My true self is someone of a positive, idealistic, optimistic attitude. I love life and people. I love great conversation, indulging in delicious food and drink. I love the arts and crafting. I love gardens and nature. I love physically exerting myself in work or sport. I am an ambitious over-achiever, love being on the go, but have to remember not to burn the candle at both ends. My partner is endlessly caring and compassionate. He has a child-like sense of humour, loves physical exercise, loves projects of all sorts and seeing them through to the end. He is ambitious and strives for success.
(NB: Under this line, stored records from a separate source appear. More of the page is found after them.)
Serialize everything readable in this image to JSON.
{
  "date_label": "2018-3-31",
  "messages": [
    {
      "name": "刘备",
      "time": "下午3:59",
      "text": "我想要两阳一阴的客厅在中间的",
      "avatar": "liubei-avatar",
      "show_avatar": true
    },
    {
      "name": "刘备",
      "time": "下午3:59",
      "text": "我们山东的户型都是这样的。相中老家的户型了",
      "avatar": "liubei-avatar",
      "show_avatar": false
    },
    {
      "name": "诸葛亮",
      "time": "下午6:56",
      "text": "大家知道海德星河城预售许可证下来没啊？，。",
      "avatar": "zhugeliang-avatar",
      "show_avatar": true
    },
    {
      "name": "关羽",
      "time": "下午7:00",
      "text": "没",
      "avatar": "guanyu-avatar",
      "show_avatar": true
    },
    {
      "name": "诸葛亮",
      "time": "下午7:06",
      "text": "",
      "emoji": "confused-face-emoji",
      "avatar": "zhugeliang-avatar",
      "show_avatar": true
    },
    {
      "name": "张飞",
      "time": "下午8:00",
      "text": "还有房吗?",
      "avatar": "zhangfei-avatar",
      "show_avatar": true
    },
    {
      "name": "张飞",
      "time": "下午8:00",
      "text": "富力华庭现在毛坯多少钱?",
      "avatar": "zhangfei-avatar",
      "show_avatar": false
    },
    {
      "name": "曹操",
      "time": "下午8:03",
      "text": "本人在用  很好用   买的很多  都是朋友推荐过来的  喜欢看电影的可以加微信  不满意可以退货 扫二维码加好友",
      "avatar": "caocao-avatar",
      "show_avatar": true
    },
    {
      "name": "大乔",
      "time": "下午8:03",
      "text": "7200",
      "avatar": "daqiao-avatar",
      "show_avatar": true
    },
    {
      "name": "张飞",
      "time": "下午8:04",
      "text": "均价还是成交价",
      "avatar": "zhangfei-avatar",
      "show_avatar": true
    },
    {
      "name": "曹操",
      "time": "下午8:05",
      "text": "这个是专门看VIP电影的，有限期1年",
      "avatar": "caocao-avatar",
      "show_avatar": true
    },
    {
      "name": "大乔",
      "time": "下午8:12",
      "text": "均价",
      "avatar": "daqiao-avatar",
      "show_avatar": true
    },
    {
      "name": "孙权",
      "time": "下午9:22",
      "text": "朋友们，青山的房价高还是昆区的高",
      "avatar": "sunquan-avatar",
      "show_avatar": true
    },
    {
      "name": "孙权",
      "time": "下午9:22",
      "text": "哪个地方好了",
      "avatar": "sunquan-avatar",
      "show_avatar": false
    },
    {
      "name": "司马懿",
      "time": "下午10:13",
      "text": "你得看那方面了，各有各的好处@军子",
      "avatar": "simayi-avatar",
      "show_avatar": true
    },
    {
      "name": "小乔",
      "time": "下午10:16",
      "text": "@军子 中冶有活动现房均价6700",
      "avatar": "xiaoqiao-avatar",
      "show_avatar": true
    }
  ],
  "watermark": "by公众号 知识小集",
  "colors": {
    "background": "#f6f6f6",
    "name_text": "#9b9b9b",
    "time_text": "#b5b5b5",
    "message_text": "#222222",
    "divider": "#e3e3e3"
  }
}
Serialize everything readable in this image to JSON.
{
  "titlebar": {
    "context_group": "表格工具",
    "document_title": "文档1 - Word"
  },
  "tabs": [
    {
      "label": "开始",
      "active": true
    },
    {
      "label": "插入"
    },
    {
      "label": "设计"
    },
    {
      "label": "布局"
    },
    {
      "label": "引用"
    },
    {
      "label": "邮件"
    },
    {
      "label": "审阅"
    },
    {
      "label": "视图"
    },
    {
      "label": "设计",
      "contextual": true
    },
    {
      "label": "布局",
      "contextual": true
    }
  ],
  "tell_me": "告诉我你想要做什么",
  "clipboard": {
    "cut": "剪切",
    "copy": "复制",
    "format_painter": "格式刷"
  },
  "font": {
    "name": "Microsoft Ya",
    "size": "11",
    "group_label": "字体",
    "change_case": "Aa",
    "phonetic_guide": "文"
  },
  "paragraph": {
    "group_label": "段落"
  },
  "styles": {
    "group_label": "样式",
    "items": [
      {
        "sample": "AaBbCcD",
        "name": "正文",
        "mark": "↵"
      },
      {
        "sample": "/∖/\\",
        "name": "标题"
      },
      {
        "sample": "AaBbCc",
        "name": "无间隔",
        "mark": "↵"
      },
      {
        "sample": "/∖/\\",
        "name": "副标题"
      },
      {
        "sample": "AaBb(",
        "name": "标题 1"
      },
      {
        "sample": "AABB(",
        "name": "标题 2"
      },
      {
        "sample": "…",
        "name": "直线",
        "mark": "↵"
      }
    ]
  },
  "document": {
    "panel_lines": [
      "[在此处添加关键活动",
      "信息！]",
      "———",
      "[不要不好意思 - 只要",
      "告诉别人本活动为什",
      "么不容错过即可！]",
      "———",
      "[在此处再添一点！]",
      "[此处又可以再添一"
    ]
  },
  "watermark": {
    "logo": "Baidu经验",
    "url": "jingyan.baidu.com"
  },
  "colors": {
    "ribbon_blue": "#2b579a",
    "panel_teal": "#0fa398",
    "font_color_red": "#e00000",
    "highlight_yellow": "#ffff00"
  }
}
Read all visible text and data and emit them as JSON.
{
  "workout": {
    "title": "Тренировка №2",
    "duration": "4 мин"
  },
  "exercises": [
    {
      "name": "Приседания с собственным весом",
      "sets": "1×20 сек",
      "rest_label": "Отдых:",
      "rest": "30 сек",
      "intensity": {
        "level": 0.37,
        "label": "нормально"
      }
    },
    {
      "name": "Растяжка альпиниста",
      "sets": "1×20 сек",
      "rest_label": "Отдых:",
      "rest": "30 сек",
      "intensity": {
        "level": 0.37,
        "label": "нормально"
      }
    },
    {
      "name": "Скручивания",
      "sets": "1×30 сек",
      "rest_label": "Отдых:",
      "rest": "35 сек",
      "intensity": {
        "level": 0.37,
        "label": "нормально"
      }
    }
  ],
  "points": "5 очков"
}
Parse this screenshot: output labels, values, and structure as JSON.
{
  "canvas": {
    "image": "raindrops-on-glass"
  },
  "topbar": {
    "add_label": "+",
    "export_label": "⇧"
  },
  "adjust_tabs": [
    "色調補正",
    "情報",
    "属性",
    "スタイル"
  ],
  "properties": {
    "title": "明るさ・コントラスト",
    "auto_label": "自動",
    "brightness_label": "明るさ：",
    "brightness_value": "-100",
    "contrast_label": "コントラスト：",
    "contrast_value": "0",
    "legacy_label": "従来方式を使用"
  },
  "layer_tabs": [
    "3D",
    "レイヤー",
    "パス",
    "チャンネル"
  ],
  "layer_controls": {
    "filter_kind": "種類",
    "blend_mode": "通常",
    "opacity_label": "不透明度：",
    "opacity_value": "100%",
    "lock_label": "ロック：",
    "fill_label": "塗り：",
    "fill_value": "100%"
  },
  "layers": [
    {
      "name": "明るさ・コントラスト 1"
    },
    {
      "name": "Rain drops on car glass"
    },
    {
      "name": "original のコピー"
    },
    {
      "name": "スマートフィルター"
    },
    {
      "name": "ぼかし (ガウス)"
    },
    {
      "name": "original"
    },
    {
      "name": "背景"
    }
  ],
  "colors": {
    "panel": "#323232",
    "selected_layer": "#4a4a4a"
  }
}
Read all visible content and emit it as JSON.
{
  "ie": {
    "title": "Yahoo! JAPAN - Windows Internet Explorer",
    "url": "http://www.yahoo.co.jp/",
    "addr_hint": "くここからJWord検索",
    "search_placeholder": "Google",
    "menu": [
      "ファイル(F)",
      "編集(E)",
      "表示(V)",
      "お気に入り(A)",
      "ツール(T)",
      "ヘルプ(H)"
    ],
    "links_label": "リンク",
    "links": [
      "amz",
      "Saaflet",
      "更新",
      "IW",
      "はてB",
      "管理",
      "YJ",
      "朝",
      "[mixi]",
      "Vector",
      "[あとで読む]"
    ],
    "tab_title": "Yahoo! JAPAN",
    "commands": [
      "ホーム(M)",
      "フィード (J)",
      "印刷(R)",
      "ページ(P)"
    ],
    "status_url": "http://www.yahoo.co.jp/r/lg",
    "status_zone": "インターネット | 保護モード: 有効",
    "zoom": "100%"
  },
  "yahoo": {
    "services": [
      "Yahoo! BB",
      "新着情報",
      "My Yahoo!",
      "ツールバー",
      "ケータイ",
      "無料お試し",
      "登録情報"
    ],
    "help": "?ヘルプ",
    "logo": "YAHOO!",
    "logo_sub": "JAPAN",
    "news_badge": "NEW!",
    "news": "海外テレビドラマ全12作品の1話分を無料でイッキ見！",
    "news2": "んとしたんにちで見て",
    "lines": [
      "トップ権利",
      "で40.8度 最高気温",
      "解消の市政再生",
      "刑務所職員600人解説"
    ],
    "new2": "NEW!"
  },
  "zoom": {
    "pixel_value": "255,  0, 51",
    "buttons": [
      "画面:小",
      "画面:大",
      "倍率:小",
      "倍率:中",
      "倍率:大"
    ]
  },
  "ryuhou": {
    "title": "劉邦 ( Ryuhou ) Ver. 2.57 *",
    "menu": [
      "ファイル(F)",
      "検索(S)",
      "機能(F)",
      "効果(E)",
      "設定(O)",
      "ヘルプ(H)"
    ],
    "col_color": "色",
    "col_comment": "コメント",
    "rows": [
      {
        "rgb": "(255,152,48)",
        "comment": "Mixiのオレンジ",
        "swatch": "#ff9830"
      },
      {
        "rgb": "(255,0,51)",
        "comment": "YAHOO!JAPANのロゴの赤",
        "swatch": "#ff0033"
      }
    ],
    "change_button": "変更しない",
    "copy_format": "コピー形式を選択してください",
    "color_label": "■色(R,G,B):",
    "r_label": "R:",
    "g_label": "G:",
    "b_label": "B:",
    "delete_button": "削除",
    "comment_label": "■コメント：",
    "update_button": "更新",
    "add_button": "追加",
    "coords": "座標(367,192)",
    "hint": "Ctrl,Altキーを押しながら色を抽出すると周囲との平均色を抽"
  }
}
Unfortunately these split personalities are all of who we are. Anxiety creeps through our true selves and hinders our real expression. It is a constant battle that is sometimes not even seen by our own eyes. The beginning of our relationship and those negative experiences with his parents compounded on past experiences to double our anxiety levels. I never really realized it was happening. Michael all of a sudden was unable to work or do anything. He existed solely through escapism and secrets. I found myself more angry than ever, searching outwards for a solution to my uneasiness through art and walking. Our relationship was shameful.
A dramatic and intentional shift of circumstances and events improved both of our anxiety levels dramatically, but somehow there is a reservoir that exists below the surface, sometimes lapping up on the shores of our consciousness. We always have just enough to get by, but I worry that this is because we fear only ever getting by, so that is how we exist. I have been at home with my baby for nearly 14 months, and feel incapable of any job, as though my university education is only enough for me to be worthy of washing dishes or scrubbing toilets. I feel utterly useless, as if my personality could not fit any opportunity and I would surely fail.
Sometimes I find myself sitting for an hour, checking facebook, then twitter, then facebook, then email, then my online bank, then facebook, then twitter. I stop for a moment only to consume junk food. Maybe send a text message. Then find myself on facebook again. I long to be out of the house, but have no where to go and no money to spend. I am in a house with absolutely no furniture except for a folding chair, a trunk, and a mattress, where majority of my belongings still exist in cardboard boxes. I am so thankful for our new place, but feel as though I am floating in nothingness. My brain is a philosophical mess.
When I step back from myself for a brief moment, I ask myself, what is this? What is this feeling and where did it come from? and the answer is always the same. Various labels for the same root: anxiety. I resent his parents for deepening our relationship with anxiety. I resent myself for participating in the dance for so long.
If I could do it again I would hold myself to a few rules. Follow your gut, don’t allow another’s need to learn the hard way impact your life’s circumstances. Do not waste your time explaining yourself or engaging in any way with toxic people. Pick your battles, and fight to understand, not to win. Sometimes it’s okay to give-up, stubbornness is sometimes useful, but not always. Watch your life from afar, and look out for evidence of self-sabotage. Your time, your life, your experience is valuable. Don’t sell yourself short, don’t settle for “not that bad”. You deserve the best, and until you believe that, no one will respect you that way either.
I don’t know where the drain is in my reservoir of anxiety. I am always learning, and for now I will wade to the shore and avoid falling in.